Skip Navigation LinksHome > April/June 2009 - Volume 33 - Issue 2 > Evidence and Leadership
Nursing Administration Quarterly:
doi: 10.1097/NAQ.0b013e3181a10da0

Evidence and Leadership

Råholm, Maj-Britt PhD, RN

Collapse Box


The call for evidence has swept the healthcare landscape in medicine and nursing and more recently in nursing management. Nurse managers and administrators have been identified as important to support research use and evidence-based practice. The primary focus of this article is (1) to describe the concept of evidence, (2) to challenge the wisdom of basing the practice of leadership on a narrow (reductionistic) understanding of the concept of evidence, and (3) to argue for a rethinking on what should count as evidence in nursing administration. Semantic analysis and examination of dictionaries reveal that evidence as a concept has both an internal and an external dimension.
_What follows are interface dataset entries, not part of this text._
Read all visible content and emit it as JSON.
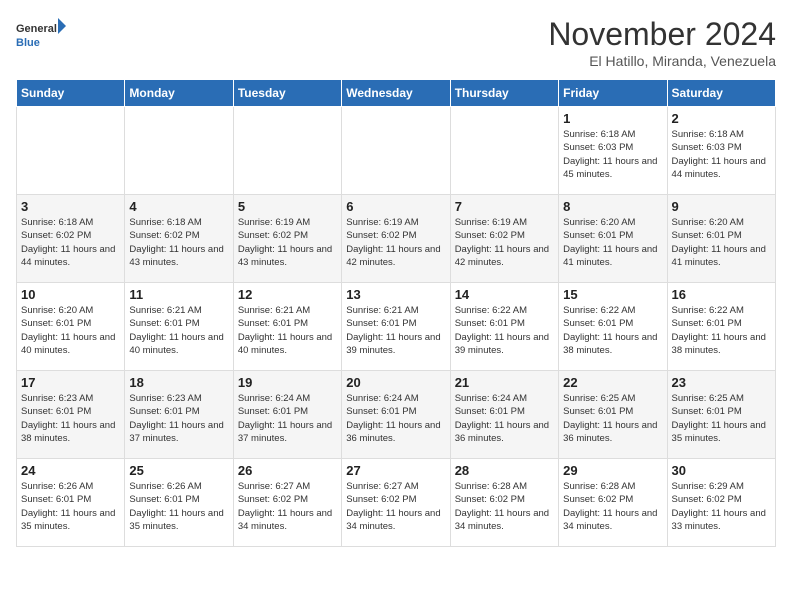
{
  "logo": {
    "line1": "General",
    "line2": "Blue"
  },
  "title": "November 2024",
  "subtitle": "El Hatillo, Miranda, Venezuela",
  "weekdays": [
    "Sunday",
    "Monday",
    "Tuesday",
    "Wednesday",
    "Thursday",
    "Friday",
    "Saturday"
  ],
  "weeks": [
    [
      {
        "day": "",
        "sunrise": "",
        "sunset": "",
        "daylight": ""
      },
      {
        "day": "",
        "sunrise": "",
        "sunset": "",
        "daylight": ""
      },
      {
        "day": "",
        "sunrise": "",
        "sunset": "",
        "daylight": ""
      },
      {
        "day": "",
        "sunrise": "",
        "sunset": "",
        "daylight": ""
      },
      {
        "day": "",
        "sunrise": "",
        "sunset": "",
        "daylight": ""
      },
      {
        "day": "1",
        "sunrise": "Sunrise: 6:18 AM",
        "sunset": "Sunset: 6:03 PM",
        "daylight": "Daylight: 11 hours and 45 minutes."
      },
      {
        "day": "2",
        "sunrise": "Sunrise: 6:18 AM",
        "sunset": "Sunset: 6:03 PM",
        "daylight": "Daylight: 11 hours and 44 minutes."
      }
    ],
    [
      {
        "day": "3",
        "sunrise": "Sunrise: 6:18 AM",
        "sunset": "Sunset: 6:02 PM",
        "daylight": "Daylight: 11 hours and 44 minutes."
      },
      {
        "day": "4",
        "sunrise": "Sunrise: 6:18 AM",
        "sunset": "Sunset: 6:02 PM",
        "daylight": "Daylight: 11 hours and 43 minutes."
      },
      {
        "day": "5",
        "sunrise": "Sunrise: 6:19 AM",
        "sunset": "Sunset: 6:02 PM",
        "daylight": "Daylight: 11 hours and 43 minutes."
      },
      {
        "day": "6",
        "sunrise": "Sunrise: 6:19 AM",
        "sunset": "Sunset: 6:02 PM",
        "daylight": "Daylight: 11 hours and 42 minutes."
      },
      {
        "day": "7",
        "sunrise": "Sunrise: 6:19 AM",
        "sunset": "Sunset: 6:02 PM",
        "daylight": "Daylight: 11 hours and 42 minutes."
      },
      {
        "day": "8",
        "sunrise": "Sunrise: 6:20 AM",
        "sunset": "Sunset: 6:01 PM",
        "daylight": "Daylight: 11 hours and 41 minutes."
      },
      {
        "day": "9",
        "sunrise": "Sunrise: 6:20 AM",
        "sunset": "Sunset: 6:01 PM",
        "daylight": "Daylight: 11 hours and 41 minutes."
      }
    ],
    [
      {
        "day": "10",
        "sunrise": "Sunrise: 6:20 AM",
        "sunset": "Sunset: 6:01 PM",
        "daylight": "Daylight: 11 hours and 40 minutes."
      },
      {
        "day": "11",
        "sunrise": "Sunrise: 6:21 AM",
        "sunset": "Sunset: 6:01 PM",
        "daylight": "Daylight: 11 hours and 40 minutes."
      },
      {
        "day": "12",
        "sunrise": "Sunrise: 6:21 AM",
        "sunset": "Sunset: 6:01 PM",
        "daylight": "Daylight: 11 hours and 40 minutes."
      },
      {
        "day": "13",
        "sunrise": "Sunrise: 6:21 AM",
        "sunset": "Sunset: 6:01 PM",
        "daylight": "Daylight: 11 hours and 39 minutes."
      },
      {
        "day": "14",
        "sunrise": "Sunrise: 6:22 AM",
        "sunset": "Sunset: 6:01 PM",
        "daylight": "Daylight: 11 hours and 39 minutes."
      },
      {
        "day": "15",
        "sunrise": "Sunrise: 6:22 AM",
        "sunset": "Sunset: 6:01 PM",
        "daylight": "Daylight: 11 hours and 38 minutes."
      },
      {
        "day": "16",
        "sunrise": "Sunrise: 6:22 AM",
        "sunset": "Sunset: 6:01 PM",
        "daylight": "Daylight: 11 hours and 38 minutes."
      }
    ],
    [
      {
        "day": "17",
        "sunrise": "Sunrise: 6:23 AM",
        "sunset": "Sunset: 6:01 PM",
        "daylight": "Daylight: 11 hours and 38 minutes."
      },
      {
        "day": "18",
        "sunrise": "Sunrise: 6:23 AM",
        "sunset": "Sunset: 6:01 PM",
        "daylight": "Daylight: 11 hours and 37 minutes."
      },
      {
        "day": "19",
        "sunrise": "Sunrise: 6:24 AM",
        "sunset": "Sunset: 6:01 PM",
        "daylight": "Daylight: 11 hours and 37 minutes."
      },
      {
        "day": "20",
        "sunrise": "Sunrise: 6:24 AM",
        "sunset": "Sunset: 6:01 PM",
        "daylight": "Daylight: 11 hours and 36 minutes."
      },
      {
        "day": "21",
        "sunrise": "Sunrise: 6:24 AM",
        "sunset": "Sunset: 6:01 PM",
        "daylight": "Daylight: 11 hours and 36 minutes."
      },
      {
        "day": "22",
        "sunrise": "Sunrise: 6:25 AM",
        "sunset": "Sunset: 6:01 PM",
        "daylight": "Daylight: 11 hours and 36 minutes."
      },
      {
        "day": "23",
        "sunrise": "Sunrise: 6:25 AM",
        "sunset": "Sunset: 6:01 PM",
        "daylight": "Daylight: 11 hours and 35 minutes."
      }
    ],
    [
      {
        "day": "24",
        "sunrise": "Sunrise: 6:26 AM",
        "sunset": "Sunset: 6:01 PM",
        "daylight": "Daylight: 11 hours and 35 minutes."
      },
      {
        "day": "25",
        "sunrise": "Sunrise: 6:26 AM",
        "sunset": "Sunset: 6:01 PM",
        "daylight": "Daylight: 11 hours and 35 minutes."
      },
      {
        "day": "26",
        "sunrise": "Sunrise: 6:27 AM",
        "sunset": "Sunset: 6:02 PM",
        "daylight": "Daylight: 11 hours and 34 minutes."
      },
      {
        "day": "27",
        "sunrise": "Sunrise: 6:27 AM",
        "sunset": "Sunset: 6:02 PM",
        "daylight": "Daylight: 11 hours and 34 minutes."
      },
      {
        "day": "28",
        "sunrise": "Sunrise: 6:28 AM",
        "sunset": "Sunset: 6:02 PM",
        "daylight": "Daylight: 11 hours and 34 minutes."
      },
      {
        "day": "29",
        "sunrise": "Sunrise: 6:28 AM",
        "sunset": "Sunset: 6:02 PM",
        "daylight": "Daylight: 11 hours and 34 minutes."
      },
      {
        "day": "30",
        "sunrise": "Sunrise: 6:29 AM",
        "sunset": "Sunset: 6:02 PM",
        "daylight": "Daylight: 11 hours and 33 minutes."
      }
    ]
  ]
}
To understand the concept of evidence in a profound sense as well as its significance for leadership this article describes 3 different meanings of the concept: ontological, contextual, and King's evidence.

© 2009 Lippincott Williams & Wilkins, Inc.


Article Tools


Article Level Metrics

Search for Similar Articles
You may search for similar articles that contain these same keywords or you may modify the keyword list to augment your search.